Clinical Nurse Specialists’ Role in Promoting Evidence Based Practice in Saskatchewan’s Health Care Settings

  • Author / Creator
    Campbell, Theresa Diane
  • Background: Nursing is a practice discipline and patients expect nurses will use the best evidence available to improve outcomes. A major challenge to the implementation of best practice is the complexity of organizational and social environments in which nurses’ work. One method to keep nurses informed of best practice is to employ change agents; nurses with clinical expertise and familiarity with research who can transfer the evidence to those in clinical settings. It has been suggested that the clinical nurse specialist (CNS), as an educator, consultant, clinical expert, researcher, and leader is well situated to promote evidence-based practice in the workplace. Purpose: The purpose of this explanatory mixed methods study is to gain a deeper understanding of the CNS role, as it pertains to promoting evidence-based practice. The research question guiding this research is: What is the role of the CNS in promoting evidence-based practice in acute care and community settings in Saskatchewan?

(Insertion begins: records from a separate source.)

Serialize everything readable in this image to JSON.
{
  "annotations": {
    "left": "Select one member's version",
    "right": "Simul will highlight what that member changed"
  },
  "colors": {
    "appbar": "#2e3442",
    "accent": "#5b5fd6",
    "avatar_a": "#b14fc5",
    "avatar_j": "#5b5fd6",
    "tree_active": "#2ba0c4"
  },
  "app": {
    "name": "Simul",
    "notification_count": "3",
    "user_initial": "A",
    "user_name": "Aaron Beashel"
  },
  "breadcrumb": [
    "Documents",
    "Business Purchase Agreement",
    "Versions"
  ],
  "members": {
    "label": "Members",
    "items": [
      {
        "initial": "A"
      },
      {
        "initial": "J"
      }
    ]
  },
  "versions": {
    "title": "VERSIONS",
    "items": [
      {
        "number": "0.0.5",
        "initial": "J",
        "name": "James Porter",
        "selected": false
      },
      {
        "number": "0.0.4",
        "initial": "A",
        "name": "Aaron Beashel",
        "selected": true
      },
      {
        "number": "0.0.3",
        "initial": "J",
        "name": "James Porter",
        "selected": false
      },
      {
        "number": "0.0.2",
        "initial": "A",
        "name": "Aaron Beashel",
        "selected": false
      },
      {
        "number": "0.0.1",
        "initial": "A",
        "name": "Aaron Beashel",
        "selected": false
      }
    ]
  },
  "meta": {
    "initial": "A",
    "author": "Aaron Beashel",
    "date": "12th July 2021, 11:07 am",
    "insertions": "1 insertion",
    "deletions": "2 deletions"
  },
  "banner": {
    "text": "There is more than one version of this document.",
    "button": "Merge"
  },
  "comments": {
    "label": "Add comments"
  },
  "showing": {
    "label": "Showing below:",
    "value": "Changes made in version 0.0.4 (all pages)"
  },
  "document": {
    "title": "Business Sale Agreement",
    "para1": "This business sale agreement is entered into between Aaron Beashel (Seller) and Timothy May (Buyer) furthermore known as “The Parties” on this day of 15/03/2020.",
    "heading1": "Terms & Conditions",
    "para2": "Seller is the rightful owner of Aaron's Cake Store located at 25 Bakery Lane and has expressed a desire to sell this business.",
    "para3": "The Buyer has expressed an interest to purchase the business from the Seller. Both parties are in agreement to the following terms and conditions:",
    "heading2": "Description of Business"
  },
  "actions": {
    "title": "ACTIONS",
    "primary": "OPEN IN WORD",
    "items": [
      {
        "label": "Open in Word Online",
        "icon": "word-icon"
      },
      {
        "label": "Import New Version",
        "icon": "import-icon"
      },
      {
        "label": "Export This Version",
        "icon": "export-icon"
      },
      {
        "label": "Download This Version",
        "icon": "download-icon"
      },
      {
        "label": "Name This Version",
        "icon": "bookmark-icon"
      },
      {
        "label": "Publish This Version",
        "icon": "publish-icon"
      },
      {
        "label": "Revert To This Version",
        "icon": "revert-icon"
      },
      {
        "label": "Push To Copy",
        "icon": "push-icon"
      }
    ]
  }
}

Methods: This study used Creswell and Plano Clark’s sequential explanatory mixed methods design that focused on an initial collection and analysis of quantitative data followed by a collection and analysis of qualitative data. The survey data was analyzed using SPSS 18. The transcribed interviews were reviewed for recurrent themes regarding the CNSs’ role in promoting evidence-based practice. The PARiHS framework provided the broad structure to identify themes. Interpretive description was used to analyze the themes. Findings: To carry out their role as facilitators of EBP, CNSs rely on their: master’s preparation, clinical expertise, and people/communication skills. In order to streamline processes to increase efficiencies, share their expert knowledge with staff and patients, and provide leadership, CNSs need to work in supportive contexts and have access to high quality evidence. The primary source of written evidence used by CNSs was the internet at work and the primary source of “people” evidence was the CNS’s personal experience. Lack of role clarity and leadership were barriers to carrying out their roles in an effective manner. Conclusion: CNSs can improve patient outcomes by using best evidence in the provision of care, but to do so, they need to work in supportive contexts.

  • Subjects / Keywords

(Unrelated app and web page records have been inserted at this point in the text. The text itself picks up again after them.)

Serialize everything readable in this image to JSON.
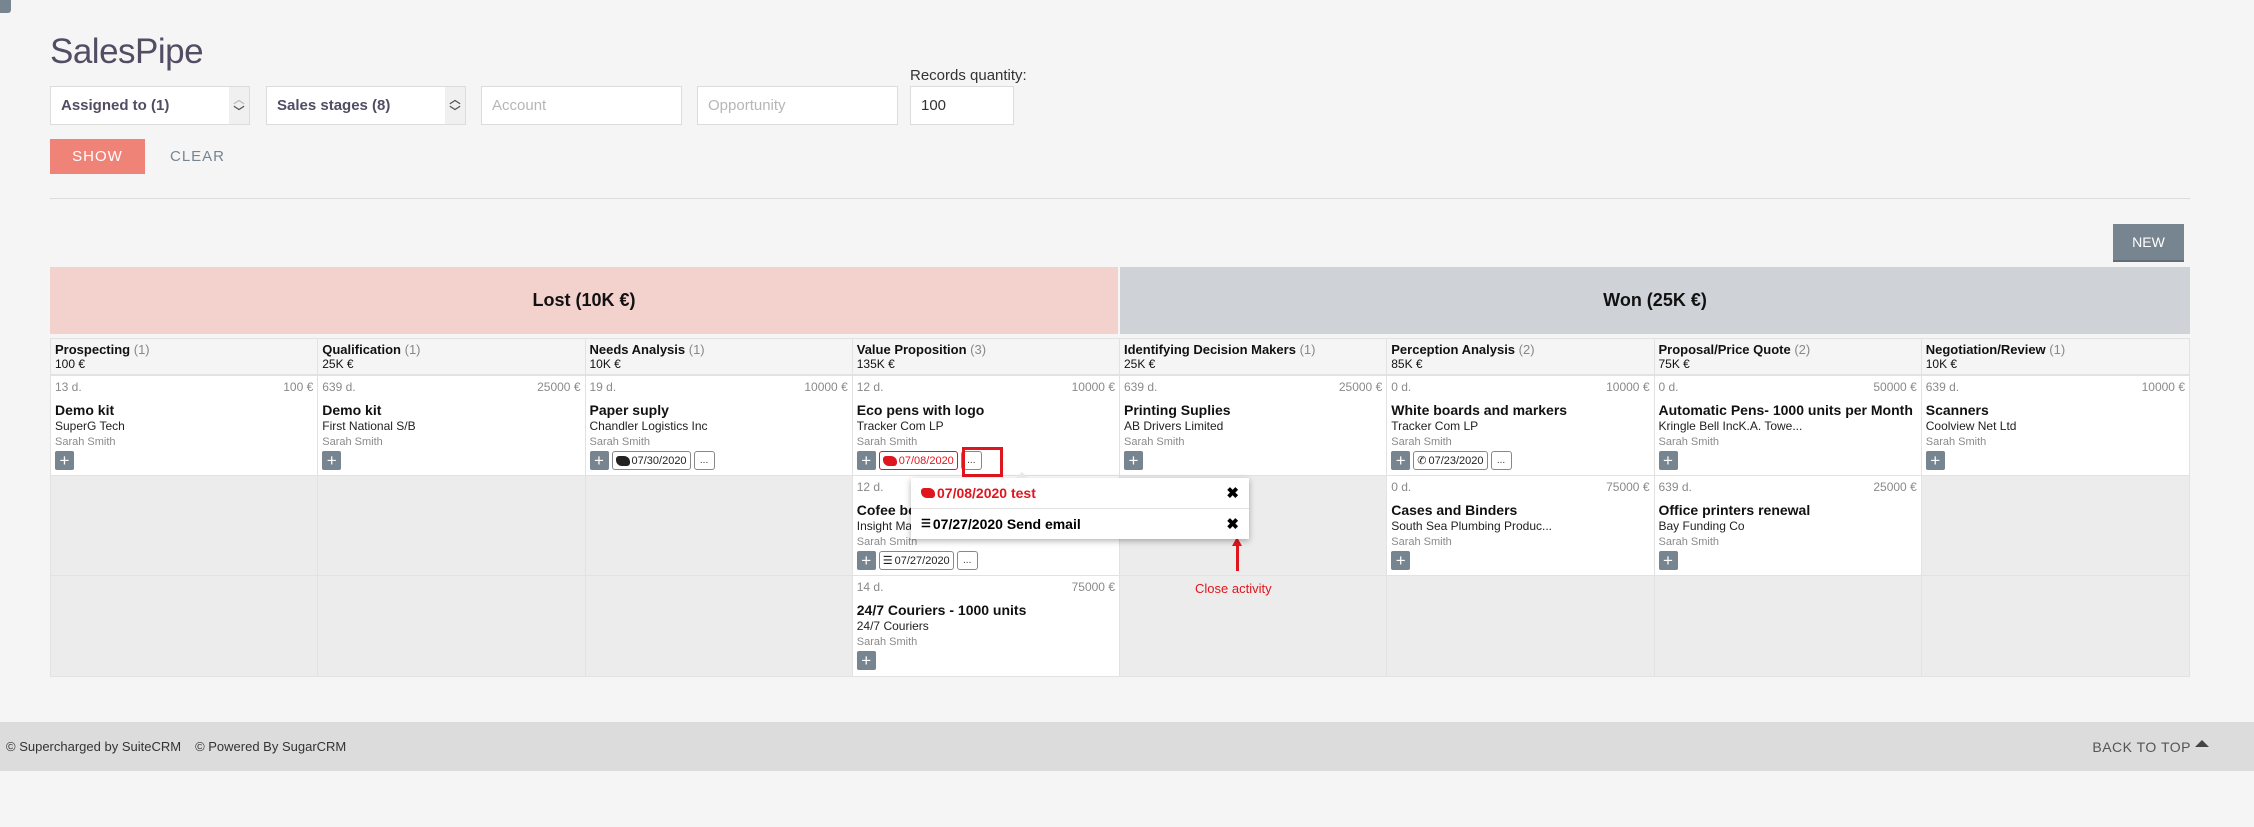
{
  "page": {
    "title": "SalesPipe"
  },
  "filters": {
    "assigned_to": "Assigned to (1)",
    "sales_stages": "Sales stages (8)",
    "account_placeholder": "Account",
    "opportunity_placeholder": "Opportunity",
    "records_label": "Records quantity:",
    "records_value": "100",
    "show_label": "SHOW",
    "clear_label": "CLEAR"
  },
  "toolbar": {
    "new_label": "NEW"
  },
  "groups": {
    "lost": "Lost (10K €)",
    "won": "Won (25K €)"
  },
  "colors": {
    "accent": "#f08377",
    "lost_bg": "#f3d1cd",
    "won_bg": "#cfd3d8",
    "button_gray": "#778591",
    "overdue_red": "#e0161e"
  },
  "stages": [
    {
      "name": "Prospecting",
      "count": "(1)",
      "total": "100 €",
      "cards": [
        {
          "age": "13 d.",
          "amount": "100 €",
          "title": "Demo kit",
          "account": "SuperG Tech",
          "user": "Sarah Smith",
          "activity": null
        }
      ]
    },
    {
      "name": "Qualification",
      "count": "(1)",
      "total": "25K €",
      "cards": [
        {
          "age": "639 d.",
          "amount": "25000 €",
          "title": "Demo kit",
          "account": "First National S/B",
          "user": "Sarah Smith",
          "activity": null
        }
      ]
    },
    {
      "name": "Needs Analysis",
      "count": "(1)",
      "total": "10K €",
      "cards": [
        {
          "age": "19 d.",
          "amount": "10000 €",
          "title": "Paper suply",
          "account": "Chandler Logistics Inc",
          "user": "Sarah Smith",
          "activity": {
            "icon": "handshake-icon",
            "date": "07/30/2020",
            "overdue": false
          }
        }
      ]
    },
    {
      "name": "Value Proposition",
      "count": "(3)",
      "total": "135K €",
      "cards": [
        {
          "age": "12 d.",
          "amount": "10000 €",
          "title": "Eco pens with logo",
          "account": "Tracker Com LP",
          "user": "Sarah Smith",
          "activity": {
            "icon": "handshake-icon",
            "date": "07/08/2020",
            "overdue": true
          }
        },
        {
          "age": "12 d.",
          "amount": "",
          "title": "Cofee beans",
          "account": "Insight Marketing",
          "user": "Sarah Smith",
          "activity": {
            "icon": "tasks-icon",
            "date": "07/27/2020",
            "overdue": false
          }
        },
        {
          "age": "14 d.",
          "amount": "75000 €",
          "title": "24/7 Couriers - 1000 units",
          "account": "24/7 Couriers",
          "user": "Sarah Smith",
          "activity": null
        }
      ]
    },
    {
      "name": "Identifying Decision Makers",
      "count": "(1)",
      "total": "25K €",
      "cards": [
        {
          "age": "639 d.",
          "amount": "25000 €",
          "title": "Printing Suplies",
          "account": "AB Drivers Limited",
          "user": "Sarah Smith",
          "activity": null
        }
      ]
    },
    {
      "name": "Perception Analysis",
      "count": "(2)",
      "total": "85K €",
      "cards": [
        {
          "age": "0 d.",
          "amount": "10000 €",
          "title": "White boards and markers",
          "account": "Tracker Com LP",
          "user": "Sarah Smith",
          "activity": {
            "icon": "phone-icon",
            "date": "07/23/2020",
            "overdue": false
          }
        },
        {
          "age": "0 d.",
          "amount": "75000 €",
          "title": "Cases and Binders",
          "account": "South Sea Plumbing Produc...",
          "user": "Sarah Smith",
          "activity": null
        }
      ]
    },
    {
      "name": "Proposal/Price Quote",
      "count": "(2)",
      "total": "75K €",
      "cards": [
        {
          "age": "0 d.",
          "amount": "50000 €",
          "title": "Automatic Pens- 1000 units per Month",
          "account": "Kringle Bell IncK.A. Towe...",
          "user": "Sarah Smith",
          "activity": null
        },
        {
          "age": "639 d.",
          "amount": "25000 €",
          "title": "Office printers renewal",
          "account": "Bay Funding Co",
          "user": "Sarah Smith",
          "activity": null
        }
      ]
    },
    {
      "name": "Negotiation/Review",
      "count": "(1)",
      "total": "10K €",
      "cards": [
        {
          "age": "639 d.",
          "amount": "10000 €",
          "title": "Scanners",
          "account": "Coolview Net Ltd",
          "user": "Sarah Smith",
          "activity": null
        }
      ]
    }
  ],
  "card_labels": {
    "plus": "+",
    "more": "..."
  },
  "activity_popup": {
    "items": [
      {
        "icon": "handshake-icon",
        "text": "07/08/2020 test",
        "overdue": true,
        "close": "✖"
      },
      {
        "icon": "tasks-icon",
        "text": "07/27/2020 Send email",
        "overdue": false,
        "close": "✖"
      }
    ]
  },
  "annotation": {
    "text": "Close activity"
  },
  "footer": {
    "supercharged": "© Supercharged by SuiteCRM",
    "powered": "© Powered By SugarCRM",
    "back_to_top": "BACK TO TOP"
  }
}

  • Graduation date
  • Type of Item
  • Degree
    Doctor of Philosophy
  • DOI
  • License
    This thesis is made available by the University of Alberta Libraries with permission of the copyright owner solely for non-commercial purposes. This thesis, or any portion thereof, may not otherwise be copied or reproduced without the written consent of the copyright owner, except to the extent permitted by Canadian copyright law.
  • Language
  • Institution
    University of Alberta
  • Degree level
  • Department
    • Faculty of Nursing
  • Supervisor / co-supervisor and their department(s)
    • Dr. Joanne Profetto-McGrath, Faculty of Nursing
  • Examining committee members and their departments
    • Dr. Don Philippon, Professor Emeritus with the School of Public Health and Adjunct Professor School of Business, University of Alberta
    • Dr. Susan Slaughter, Faculty of Nursing, University of Alberta
    • Dr. Beverly Williams, Faculty of Nursing, University of Alberta
    • Dr. Susan Jack, School of Nursing, McMaster University
    • Dr. Kathleen Hunter, Faculty of Nursing, University of Alberta,